▸ Exercise requirements:
All of the entries are to be restated word for word.
***
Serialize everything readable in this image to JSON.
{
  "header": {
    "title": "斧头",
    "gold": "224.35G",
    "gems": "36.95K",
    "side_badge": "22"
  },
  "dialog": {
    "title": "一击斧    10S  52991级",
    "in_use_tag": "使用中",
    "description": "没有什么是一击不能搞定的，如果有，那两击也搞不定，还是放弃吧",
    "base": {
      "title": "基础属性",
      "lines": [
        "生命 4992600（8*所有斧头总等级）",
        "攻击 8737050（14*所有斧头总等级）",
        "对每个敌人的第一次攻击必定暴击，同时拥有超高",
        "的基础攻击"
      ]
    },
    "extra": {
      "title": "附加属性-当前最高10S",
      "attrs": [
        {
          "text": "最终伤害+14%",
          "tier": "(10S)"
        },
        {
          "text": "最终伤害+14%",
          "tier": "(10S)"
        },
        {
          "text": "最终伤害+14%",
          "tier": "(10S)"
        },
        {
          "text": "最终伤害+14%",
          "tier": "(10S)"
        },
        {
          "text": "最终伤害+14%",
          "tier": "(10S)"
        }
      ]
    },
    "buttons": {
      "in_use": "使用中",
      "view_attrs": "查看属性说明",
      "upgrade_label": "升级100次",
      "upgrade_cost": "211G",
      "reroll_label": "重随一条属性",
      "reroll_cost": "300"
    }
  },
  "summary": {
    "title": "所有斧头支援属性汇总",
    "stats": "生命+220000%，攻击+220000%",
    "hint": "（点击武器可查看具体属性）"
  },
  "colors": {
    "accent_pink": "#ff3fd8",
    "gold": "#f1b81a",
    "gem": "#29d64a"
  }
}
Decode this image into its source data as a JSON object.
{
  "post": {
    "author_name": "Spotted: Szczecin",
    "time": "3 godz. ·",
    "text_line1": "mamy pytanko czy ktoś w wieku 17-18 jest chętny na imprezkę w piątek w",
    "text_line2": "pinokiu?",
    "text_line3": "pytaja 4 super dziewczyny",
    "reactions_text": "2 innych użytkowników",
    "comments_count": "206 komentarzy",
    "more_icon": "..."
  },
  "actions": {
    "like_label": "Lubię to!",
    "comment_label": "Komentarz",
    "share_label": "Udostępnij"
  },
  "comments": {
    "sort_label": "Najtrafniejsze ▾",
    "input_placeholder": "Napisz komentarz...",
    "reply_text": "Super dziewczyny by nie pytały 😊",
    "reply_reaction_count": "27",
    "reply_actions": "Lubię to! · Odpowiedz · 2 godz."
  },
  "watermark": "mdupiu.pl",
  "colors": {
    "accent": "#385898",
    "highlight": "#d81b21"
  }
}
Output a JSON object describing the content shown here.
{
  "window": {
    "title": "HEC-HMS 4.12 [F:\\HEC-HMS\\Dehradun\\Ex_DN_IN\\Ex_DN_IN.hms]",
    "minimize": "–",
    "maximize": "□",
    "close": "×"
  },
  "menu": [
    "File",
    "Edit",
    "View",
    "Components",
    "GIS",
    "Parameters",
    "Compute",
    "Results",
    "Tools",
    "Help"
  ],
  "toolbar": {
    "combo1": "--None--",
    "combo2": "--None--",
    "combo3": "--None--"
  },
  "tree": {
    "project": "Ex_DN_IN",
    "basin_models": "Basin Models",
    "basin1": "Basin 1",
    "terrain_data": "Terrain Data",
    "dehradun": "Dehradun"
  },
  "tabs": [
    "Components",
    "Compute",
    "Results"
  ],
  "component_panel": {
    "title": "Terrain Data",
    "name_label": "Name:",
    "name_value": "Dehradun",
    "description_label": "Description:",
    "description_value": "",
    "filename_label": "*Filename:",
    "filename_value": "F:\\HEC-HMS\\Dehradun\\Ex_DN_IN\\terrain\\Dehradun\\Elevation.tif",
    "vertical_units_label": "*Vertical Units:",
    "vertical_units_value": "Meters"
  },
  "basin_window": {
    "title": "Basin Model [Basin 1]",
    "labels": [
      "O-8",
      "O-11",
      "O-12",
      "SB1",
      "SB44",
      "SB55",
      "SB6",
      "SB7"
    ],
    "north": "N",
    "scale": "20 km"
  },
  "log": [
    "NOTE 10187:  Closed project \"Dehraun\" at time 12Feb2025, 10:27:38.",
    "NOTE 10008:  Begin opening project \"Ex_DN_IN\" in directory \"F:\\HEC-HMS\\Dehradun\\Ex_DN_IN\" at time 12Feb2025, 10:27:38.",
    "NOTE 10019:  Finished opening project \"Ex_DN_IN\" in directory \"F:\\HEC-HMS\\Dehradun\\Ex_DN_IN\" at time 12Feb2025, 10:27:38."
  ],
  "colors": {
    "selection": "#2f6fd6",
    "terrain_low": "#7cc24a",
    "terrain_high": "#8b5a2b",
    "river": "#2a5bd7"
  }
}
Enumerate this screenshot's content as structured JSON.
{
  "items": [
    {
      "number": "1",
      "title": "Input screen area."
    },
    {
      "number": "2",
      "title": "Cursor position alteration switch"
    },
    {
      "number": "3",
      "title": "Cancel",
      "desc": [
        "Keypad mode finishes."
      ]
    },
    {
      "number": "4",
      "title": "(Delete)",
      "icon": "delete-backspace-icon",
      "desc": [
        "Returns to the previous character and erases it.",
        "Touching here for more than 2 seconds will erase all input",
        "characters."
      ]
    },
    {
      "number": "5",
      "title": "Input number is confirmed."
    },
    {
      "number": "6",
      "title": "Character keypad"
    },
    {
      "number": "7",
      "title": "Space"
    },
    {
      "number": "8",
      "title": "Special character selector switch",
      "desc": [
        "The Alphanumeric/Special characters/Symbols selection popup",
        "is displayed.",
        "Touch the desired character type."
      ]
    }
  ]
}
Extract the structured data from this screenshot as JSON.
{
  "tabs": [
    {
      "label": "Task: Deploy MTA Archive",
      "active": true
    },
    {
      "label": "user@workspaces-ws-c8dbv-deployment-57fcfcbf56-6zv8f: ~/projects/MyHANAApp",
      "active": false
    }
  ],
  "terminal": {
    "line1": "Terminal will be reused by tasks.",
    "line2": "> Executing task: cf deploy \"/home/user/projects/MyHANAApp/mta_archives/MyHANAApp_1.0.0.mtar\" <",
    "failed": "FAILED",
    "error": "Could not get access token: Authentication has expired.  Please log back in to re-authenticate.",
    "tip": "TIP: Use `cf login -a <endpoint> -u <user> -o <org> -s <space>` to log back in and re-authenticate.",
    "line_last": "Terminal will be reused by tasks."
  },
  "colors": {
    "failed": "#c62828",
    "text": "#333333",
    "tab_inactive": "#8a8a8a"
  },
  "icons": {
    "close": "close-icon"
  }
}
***
▸ Result below:
Serialize everything readable in this image to JSON.
{
  "header": {
    "title": "斧头",
    "gold": "224.35G",
    "gems": "36.95K",
    "side_badge": "22"
  },
  "dialog": {
    "title": "一击斧    10S  52991级",
    "in_use_tag": "使用中",
    "description": "没有什么是一击不能搞定的，如果有，那两击也搞不定，还是放弃吧",
    "base": {
      "title": "基础属性",
      "lines": [
        "生命 4992600（8*所有斧头总等级）",
        "攻击 8737050（14*所有斧头总等级）",
        "对每个敌人的第一次攻击必定暴击，同时拥有超高",
        "的基础攻击"
      ]
    },
    "extra": {
      "title": "附加属性-当前最高10S",
      "attrs": [
        {
          "text": "最终伤害+14%",
          "tier": "(10S)"
        },
        {
          "text": "最终伤害+14%",
          "tier": "(10S)"
        },
        {
          "text": "最终伤害+14%",
          "tier": "(10S)"
        },
        {
          "text": "最终伤害+14%",
          "tier": "(10S)"
        },
        {
          "text": "最终伤害+14%",
          "tier": "(10S)"
        }
      ]
    },
    "buttons": {
      "in_use": "使用中",
      "view_attrs": "查看属性说明",
      "upgrade_label": "升级100次",
      "upgrade_cost": "211G",
      "reroll_label": "重随一条属性",
      "reroll_cost": "300"
    }
  },
  "summary": {
    "title": "所有斧头支援属性汇总",
    "stats": "生命+220000%，攻击+220000%",
    "hint": "（点击武器可查看具体属性）"
  },
  "colors": {
    "accent_pink": "#ff3fd8",
    "gold": "#f1b81a",
    "gem": "#29d64a"
  }
}
Decode this image into its source data as a JSON object.
{
  "post": {
    "author_name": "Spotted: Szczecin",
    "time": "3 godz. ·",
    "text_line1": "mamy pytanko czy ktoś w wieku 17-18 jest chętny na imprezkę w piątek w",
    "text_line2": "pinokiu?",
    "text_line3": "pytaja 4 super dziewczyny",
    "reactions_text": "2 innych użytkowników",
    "comments_count": "206 komentarzy",
    "more_icon": "..."
  },
  "actions": {
    "like_label": "Lubię to!",
    "comment_label": "Komentarz",
    "share_label": "Udostępnij"
  },
  "comments": {
    "sort_label": "Najtrafniejsze ▾",
    "input_placeholder": "Napisz komentarz...",
    "reply_text": "Super dziewczyny by nie pytały 😊",
    "reply_reaction_count": "27",
    "reply_actions": "Lubię to! · Odpowiedz · 2 godz."
  },
  "watermark": "mdupiu.pl",
  "colors": {
    "accent": "#385898",
    "highlight": "#d81b21"
  }
}
Output a JSON object describing the content shown here.
{
  "window": {
    "title": "HEC-HMS 4.12 [F:\\HEC-HMS\\Dehradun\\Ex_DN_IN\\Ex_DN_IN.hms]",
    "minimize": "–",
    "maximize": "□",
    "close": "×"
  },
  "menu": [
    "File",
    "Edit",
    "View",
    "Components",
    "GIS",
    "Parameters",
    "Compute",
    "Results",
    "Tools",
    "Help"
  ],
  "toolbar": {
    "combo1": "--None--",
    "combo2": "--None--",
    "combo3": "--None--"
  },
  "tree": {
    "project": "Ex_DN_IN",
    "basin_models": "Basin Models",
    "basin1": "Basin 1",
    "terrain_data": "Terrain Data",
    "dehradun": "Dehradun"
  },
  "tabs": [
    "Components",
    "Compute",
    "Results"
  ],
  "component_panel": {
    "title": "Terrain Data",
    "name_label": "Name:",
    "name_value": "Dehradun",
    "description_label": "Description:",
    "description_value": "",
    "filename_label": "*Filename:",
    "filename_value": "F:\\HEC-HMS\\Dehradun\\Ex_DN_IN\\terrain\\Dehradun\\Elevation.tif",
    "vertical_units_label": "*Vertical Units:",
    "vertical_units_value": "Meters"
  },
  "basin_window": {
    "title": "Basin Model [Basin 1]",
    "labels": [
      "O-8",
      "O-11",
      "O-12",
      "SB1",
      "SB44",
      "SB55",
      "SB6",
      "SB7"
    ],
    "north": "N",
    "scale": "20 km"
  },
  "log": [
    "NOTE 10187:  Closed project \"Dehraun\" at time 12Feb2025, 10:27:38.",
    "NOTE 10008:  Begin opening project \"Ex_DN_IN\" in directory \"F:\\HEC-HMS\\Dehradun\\Ex_DN_IN\" at time 12Feb2025, 10:27:38.",
    "NOTE 10019:  Finished opening project \"Ex_DN_IN\" in directory \"F:\\HEC-HMS\\Dehradun\\Ex_DN_IN\" at time 12Feb2025, 10:27:38."
  ],
  "colors": {
    "selection": "#2f6fd6",
    "terrain_low": "#7cc24a",
    "terrain_high": "#8b5a2b",
    "river": "#2a5bd7"
  }
}
Enumerate this screenshot's content as structured JSON.
{
  "items": [
    {
      "number": "1",
      "title": "Input screen area."
    },
    {
      "number": "2",
      "title": "Cursor position alteration switch"
    },
    {
      "number": "3",
      "title": "Cancel",
      "desc": [
        "Keypad mode finishes."
      ]
    },
    {
      "number": "4",
      "title": "(Delete)",
      "icon": "delete-backspace-icon",
      "desc": [
        "Returns to the previous character and erases it.",
        "Touching here for more than 2 seconds will erase all input",
        "characters."
      ]
    },
    {
      "number": "5",
      "title": "Input number is confirmed."
    },
    {
      "number": "6",
      "title": "Character keypad"
    },
    {
      "number": "7",
      "title": "Space"
    },
    {
      "number": "8",
      "title": "Special character selector switch",
      "desc": [
        "The Alphanumeric/Special characters/Symbols selection popup",
        "is displayed.",
        "Touch the desired character type."
      ]
    }
  ]
}
Extract the structured data from this screenshot as JSON.
{
  "tabs": [
    {
      "label": "Task: Deploy MTA Archive",
      "active": true
    },
    {
      "label": "user@workspaces-ws-c8dbv-deployment-57fcfcbf56-6zv8f: ~/projects/MyHANAApp",
      "active": false
    }
  ],
  "terminal": {
    "line1": "Terminal will be reused by tasks.",
    "line2": "> Executing task: cf deploy \"/home/user/projects/MyHANAApp/mta_archives/MyHANAApp_1.0.0.mtar\" <",
    "failed": "FAILED",
    "error": "Could not get access token: Authentication has expired.  Please log back in to re-authenticate.",
    "tip": "TIP: Use `cf login -a <endpoint> -u <user> -o <org> -s <space>` to log back in and re-authenticate.",
    "line_last": "Terminal will be reused by tasks."
  },
  "colors": {
    "failed": "#c62828",
    "text": "#333333",
    "tab_inactive": "#8a8a8a"
  },
  "icons": {
    "close": "close-icon"
  }
}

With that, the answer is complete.